A Great Joy
And the angel said unto them, Fear not: for, behold, I bring you good tidings of great joy, which shall be to all people.
(Luke 2:10-11 KJV)
Last year it changed customs and habits around the world, having a terrible impact on even the most festive period of the year, with limitations and obligations to be respected. This year, despite the return of the pandemic, at European level they tried to lower the spotlight on the festival par excellence, the one which, beyond any ecclesial divergence or doctrinal view, allows in some way to speak of Christ and the Christian faith. In spite of the traditions and rites of the period, which can do nothing against the covid that again this year has decided to keep us company, I join those who believe that it is time to bring Jesus back to the center. The words that the angel announces to the shepherds in Luke's account are clear: great joy is connected with the birth of Christ. Paraphrasing a well-known advertisement, one could say: “No Jesus, no party, no joy”. It will not be the decorations or the lights that instill joy in us if we are then internally enveloped by clouds of various anxieties and worries. Every form of mask and hypocrisy will soon find its time. Why hide or cover yourself with falsehoods? Rather than reaching out to ourselves and our private life, we should expand to the other.

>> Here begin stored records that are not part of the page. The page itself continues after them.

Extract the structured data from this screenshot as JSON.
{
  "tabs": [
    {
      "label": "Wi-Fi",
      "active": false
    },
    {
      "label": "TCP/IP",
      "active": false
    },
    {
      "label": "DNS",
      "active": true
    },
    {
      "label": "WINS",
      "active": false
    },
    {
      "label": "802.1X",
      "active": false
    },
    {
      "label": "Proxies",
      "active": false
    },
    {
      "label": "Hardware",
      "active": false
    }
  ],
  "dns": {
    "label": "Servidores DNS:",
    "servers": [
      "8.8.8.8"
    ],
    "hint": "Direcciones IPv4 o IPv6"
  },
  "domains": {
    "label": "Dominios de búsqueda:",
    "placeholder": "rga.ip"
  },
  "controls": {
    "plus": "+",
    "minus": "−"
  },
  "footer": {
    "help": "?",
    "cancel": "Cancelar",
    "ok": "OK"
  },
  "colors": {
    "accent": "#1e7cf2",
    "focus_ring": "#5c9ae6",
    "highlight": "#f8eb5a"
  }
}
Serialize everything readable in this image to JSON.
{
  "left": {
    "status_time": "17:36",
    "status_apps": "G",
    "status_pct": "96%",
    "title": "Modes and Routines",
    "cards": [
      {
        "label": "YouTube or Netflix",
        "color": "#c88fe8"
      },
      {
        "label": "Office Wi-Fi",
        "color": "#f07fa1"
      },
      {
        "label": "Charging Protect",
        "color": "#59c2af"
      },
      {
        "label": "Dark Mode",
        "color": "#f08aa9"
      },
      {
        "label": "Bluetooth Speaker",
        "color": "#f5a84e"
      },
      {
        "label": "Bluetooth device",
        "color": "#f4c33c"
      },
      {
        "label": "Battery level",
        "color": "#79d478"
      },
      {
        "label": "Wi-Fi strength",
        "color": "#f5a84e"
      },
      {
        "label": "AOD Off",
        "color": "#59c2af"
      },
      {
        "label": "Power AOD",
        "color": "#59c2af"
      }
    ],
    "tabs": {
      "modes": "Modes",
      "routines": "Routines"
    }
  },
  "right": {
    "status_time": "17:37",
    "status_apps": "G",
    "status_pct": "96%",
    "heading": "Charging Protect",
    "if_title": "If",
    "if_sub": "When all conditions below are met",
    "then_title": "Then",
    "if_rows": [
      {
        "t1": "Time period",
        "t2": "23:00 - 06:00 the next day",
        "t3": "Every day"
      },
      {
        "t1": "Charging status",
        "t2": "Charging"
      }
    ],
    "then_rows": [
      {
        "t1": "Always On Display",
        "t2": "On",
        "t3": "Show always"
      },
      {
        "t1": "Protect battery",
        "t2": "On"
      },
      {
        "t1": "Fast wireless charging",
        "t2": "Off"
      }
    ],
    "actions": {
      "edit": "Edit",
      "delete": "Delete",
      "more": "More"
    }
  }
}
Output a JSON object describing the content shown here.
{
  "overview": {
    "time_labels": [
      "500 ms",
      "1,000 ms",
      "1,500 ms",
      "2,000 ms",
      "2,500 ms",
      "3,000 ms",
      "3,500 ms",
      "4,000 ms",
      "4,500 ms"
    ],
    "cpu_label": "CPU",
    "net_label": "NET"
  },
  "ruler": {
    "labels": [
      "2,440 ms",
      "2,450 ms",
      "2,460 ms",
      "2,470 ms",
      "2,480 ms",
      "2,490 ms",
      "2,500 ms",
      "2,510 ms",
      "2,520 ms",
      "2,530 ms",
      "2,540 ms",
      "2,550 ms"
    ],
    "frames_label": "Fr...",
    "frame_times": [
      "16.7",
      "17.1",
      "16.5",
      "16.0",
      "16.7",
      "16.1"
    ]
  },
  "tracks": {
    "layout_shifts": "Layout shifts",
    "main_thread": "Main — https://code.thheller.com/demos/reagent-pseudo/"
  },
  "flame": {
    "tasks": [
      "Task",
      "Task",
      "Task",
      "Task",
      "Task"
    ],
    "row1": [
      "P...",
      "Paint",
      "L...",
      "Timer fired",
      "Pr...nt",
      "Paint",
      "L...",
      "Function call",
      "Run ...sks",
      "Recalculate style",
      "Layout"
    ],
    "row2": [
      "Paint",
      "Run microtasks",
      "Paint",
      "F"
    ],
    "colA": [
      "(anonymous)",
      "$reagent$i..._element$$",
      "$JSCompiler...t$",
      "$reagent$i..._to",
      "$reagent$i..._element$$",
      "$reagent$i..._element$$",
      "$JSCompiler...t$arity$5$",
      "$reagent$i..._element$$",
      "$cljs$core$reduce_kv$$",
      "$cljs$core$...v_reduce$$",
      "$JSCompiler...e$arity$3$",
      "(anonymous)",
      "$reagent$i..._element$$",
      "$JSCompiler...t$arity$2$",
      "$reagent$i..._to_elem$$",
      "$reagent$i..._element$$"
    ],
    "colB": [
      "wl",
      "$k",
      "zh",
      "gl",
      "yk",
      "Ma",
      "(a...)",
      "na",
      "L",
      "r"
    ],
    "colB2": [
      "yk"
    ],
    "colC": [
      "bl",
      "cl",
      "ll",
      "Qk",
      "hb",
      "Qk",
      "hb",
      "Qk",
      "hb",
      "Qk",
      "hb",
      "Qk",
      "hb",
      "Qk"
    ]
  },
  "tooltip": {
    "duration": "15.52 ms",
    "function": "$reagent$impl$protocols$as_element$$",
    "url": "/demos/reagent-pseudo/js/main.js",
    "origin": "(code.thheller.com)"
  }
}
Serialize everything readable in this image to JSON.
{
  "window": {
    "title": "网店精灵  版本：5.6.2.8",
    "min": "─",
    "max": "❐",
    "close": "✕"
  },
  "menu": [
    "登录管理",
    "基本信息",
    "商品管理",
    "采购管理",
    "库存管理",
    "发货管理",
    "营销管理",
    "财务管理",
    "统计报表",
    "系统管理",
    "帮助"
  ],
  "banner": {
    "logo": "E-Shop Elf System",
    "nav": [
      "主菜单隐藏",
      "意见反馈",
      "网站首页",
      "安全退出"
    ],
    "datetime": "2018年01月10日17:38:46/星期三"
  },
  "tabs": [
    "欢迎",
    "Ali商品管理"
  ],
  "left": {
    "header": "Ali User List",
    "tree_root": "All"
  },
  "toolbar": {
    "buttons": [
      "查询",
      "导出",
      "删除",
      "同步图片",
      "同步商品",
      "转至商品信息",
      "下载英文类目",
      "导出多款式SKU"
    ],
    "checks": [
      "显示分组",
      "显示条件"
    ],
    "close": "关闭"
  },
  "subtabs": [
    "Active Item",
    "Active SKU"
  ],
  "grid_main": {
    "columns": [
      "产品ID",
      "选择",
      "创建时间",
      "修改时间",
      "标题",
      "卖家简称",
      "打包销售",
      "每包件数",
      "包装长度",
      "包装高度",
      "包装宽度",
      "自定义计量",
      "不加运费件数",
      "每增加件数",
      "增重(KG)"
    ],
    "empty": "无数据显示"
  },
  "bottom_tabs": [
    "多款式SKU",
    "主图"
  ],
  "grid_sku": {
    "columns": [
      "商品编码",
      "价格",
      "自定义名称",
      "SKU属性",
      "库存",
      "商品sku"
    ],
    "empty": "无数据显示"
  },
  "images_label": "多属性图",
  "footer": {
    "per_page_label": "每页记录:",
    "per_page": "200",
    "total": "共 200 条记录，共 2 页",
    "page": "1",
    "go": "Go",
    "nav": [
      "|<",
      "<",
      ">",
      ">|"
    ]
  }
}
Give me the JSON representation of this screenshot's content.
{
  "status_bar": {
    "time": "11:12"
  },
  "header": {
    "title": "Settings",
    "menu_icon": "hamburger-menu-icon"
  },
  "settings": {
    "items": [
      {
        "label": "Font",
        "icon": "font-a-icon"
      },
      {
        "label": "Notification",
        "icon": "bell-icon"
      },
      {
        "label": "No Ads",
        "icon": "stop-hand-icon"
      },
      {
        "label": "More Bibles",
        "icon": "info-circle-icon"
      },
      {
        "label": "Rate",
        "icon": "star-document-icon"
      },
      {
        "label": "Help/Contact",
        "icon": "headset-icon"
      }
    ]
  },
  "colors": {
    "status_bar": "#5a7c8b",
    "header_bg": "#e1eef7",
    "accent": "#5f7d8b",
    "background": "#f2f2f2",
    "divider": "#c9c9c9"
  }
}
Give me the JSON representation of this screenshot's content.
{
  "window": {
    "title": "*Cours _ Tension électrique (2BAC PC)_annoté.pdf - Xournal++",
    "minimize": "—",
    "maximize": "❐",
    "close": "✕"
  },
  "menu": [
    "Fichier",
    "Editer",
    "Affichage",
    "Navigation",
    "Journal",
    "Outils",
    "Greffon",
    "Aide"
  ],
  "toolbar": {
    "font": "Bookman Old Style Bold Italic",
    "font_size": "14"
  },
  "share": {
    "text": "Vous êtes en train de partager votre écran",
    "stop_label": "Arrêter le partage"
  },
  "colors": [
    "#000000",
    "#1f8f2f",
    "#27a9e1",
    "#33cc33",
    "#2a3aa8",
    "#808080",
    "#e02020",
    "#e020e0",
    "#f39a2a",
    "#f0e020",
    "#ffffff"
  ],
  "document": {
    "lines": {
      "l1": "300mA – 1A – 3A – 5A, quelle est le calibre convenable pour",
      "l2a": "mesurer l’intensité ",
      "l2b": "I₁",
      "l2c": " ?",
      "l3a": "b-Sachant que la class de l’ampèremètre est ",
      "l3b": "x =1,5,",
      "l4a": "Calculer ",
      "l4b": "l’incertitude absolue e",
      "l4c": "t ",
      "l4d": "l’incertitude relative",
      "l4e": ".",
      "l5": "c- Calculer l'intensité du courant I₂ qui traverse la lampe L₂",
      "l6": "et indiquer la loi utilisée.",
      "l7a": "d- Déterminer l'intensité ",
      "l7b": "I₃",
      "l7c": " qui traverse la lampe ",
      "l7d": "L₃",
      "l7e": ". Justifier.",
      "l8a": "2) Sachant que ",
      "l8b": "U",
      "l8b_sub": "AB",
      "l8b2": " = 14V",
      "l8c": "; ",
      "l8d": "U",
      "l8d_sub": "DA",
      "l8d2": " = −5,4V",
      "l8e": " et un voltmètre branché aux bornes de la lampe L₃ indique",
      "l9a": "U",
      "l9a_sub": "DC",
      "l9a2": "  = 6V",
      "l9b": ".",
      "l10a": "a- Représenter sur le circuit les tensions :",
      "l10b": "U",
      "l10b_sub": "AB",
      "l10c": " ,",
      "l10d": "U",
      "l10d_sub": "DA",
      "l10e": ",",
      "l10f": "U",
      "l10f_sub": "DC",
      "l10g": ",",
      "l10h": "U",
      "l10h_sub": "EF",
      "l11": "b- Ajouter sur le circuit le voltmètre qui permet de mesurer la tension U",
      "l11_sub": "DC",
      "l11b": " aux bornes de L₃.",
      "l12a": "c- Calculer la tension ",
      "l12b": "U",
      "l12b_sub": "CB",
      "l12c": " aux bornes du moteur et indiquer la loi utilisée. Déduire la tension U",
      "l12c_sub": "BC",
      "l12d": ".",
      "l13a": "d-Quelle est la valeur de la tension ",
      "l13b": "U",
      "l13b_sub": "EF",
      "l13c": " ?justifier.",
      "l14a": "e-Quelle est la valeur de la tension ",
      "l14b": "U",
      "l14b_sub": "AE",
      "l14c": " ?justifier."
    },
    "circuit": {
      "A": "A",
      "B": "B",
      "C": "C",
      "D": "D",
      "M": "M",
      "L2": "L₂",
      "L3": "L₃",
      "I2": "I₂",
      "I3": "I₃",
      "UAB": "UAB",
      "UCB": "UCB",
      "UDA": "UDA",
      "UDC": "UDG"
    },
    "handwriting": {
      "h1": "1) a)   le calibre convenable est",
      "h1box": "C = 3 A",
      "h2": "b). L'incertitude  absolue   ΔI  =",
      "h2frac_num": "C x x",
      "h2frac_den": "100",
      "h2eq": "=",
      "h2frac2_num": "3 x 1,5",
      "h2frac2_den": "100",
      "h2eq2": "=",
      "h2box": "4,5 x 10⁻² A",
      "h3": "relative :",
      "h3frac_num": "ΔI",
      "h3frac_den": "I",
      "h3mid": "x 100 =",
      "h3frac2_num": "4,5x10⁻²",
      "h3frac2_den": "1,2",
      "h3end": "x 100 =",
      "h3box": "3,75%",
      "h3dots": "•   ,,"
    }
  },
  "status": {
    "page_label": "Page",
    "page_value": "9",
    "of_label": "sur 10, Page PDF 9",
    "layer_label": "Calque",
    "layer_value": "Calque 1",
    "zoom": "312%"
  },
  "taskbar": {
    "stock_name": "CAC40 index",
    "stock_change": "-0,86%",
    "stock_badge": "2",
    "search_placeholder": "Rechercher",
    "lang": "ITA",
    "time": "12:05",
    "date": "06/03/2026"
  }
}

When many dream of a better world at least for one day, happy families, empty hospitals, overcrowded churches, happy children with their toys, tables set everywhere, we need to look around and review our habits in respect of those who have a broken heart, wet eyes and a huge lump in my throat. First of all, rediscovering that the nicely defined "Christmas spirit" is anything but fun and revelry, but solidarity and closeness. In these days perhaps we will also have the opportunity to think more about those who live in family and reception homes, detention and nursing homes. If we have a minimum of faith, we will agree that the remembrance of Christ cannot be linked to a celebration imposed by a liturgical calendar, and that what really counts is what He has placed before each one: “And I heard a great voice out of heaven saying, Behold, the tabernacle of God is with men, and he will dwell with them, and they shall be his people, and God himself shall be with them, and be their God. And God shall wipe away all tears from their eyes; and there shall be no more death, neither sorrow, nor crying, neither shall there be any more pain: for the former things are passed away" (Revelation 21:3-4 KJV).
Not everyone knows that at the origin of this feast there was a theological need to respond to those who argued that Jesus did not have a divine nature and that only at baptism in the Jordan would he receive divine fullness. The choice of the feast, albeit based on a pagan reality of the Empire, made it possible to declare that God had become man in Christ from the beginning, and that that child was the Son of God already at birth. Here then is that this period should favor the memory of the many well-established Christian origins of our society, that is, help to turn our gaze to the One who one day came to dwell among us, assuming human nature in Mary's womb and coming to light in a humble stable in Bethlehem, to testify to us the love of God for each one, so immense as to leave the Glory of Heaven and become like us with the intent of making us partakers of Heaven, reconciling ourselves to the Father through Grace. Indeed, this very perspective becomes consoling in a time of suffering and tears. The birth of Christ is not an end in itself. He did not come to leave us a feast, but to open the doors of Heaven to us, to help us live this existence as a viaticum towards his kingdom, to give us what we are longing for. His indications are to cling to him like branches to the vine, so that "my joy might remain in you, and that your joy might be full" (John 15:11).
It will be Christmas if He lives in your life, if you have chosen to trust in the Eternal. It will not be a question of a particular day, but of an interior condition, to change which wishes and wishes will not be enough. Until He is at the center of our existence we will not be able to fully understand the meaning of the words to Nicodemus: "Most assuredly, I tell you, unless one is born again he cannot see the kingdom of God" (John 3:3). Even then Jesus anticipated the wonder of a man professing the faith of Israel. This would be enough to understand that it is not a question of renewing a rite or placing a baby on a nativity scene. The stable and the manger should show everyone the way to humility, to start a new path without expecting anything, but letting Christ inhabit his own existence. If that hasn't happened yet, then may this be the week of Christmas in your life. You are born again in Christ. Grab the gift of God and let yourself be illuminated by his light.
Weekly reading plan
of the Bible #52
December 20, Micah 1-3; Revelation 11
December 21, Micah 4-5; Revelation 12 December 22, Micah 6-7; Revelation 13 December 23, Nahum; Revelation 14 December 24, Habacuc; Revelation 15 December 25, Zephaniah; Revelation 16 December 26, Haggai; Revelation 17
Photo by Krisph, www.freeimages.com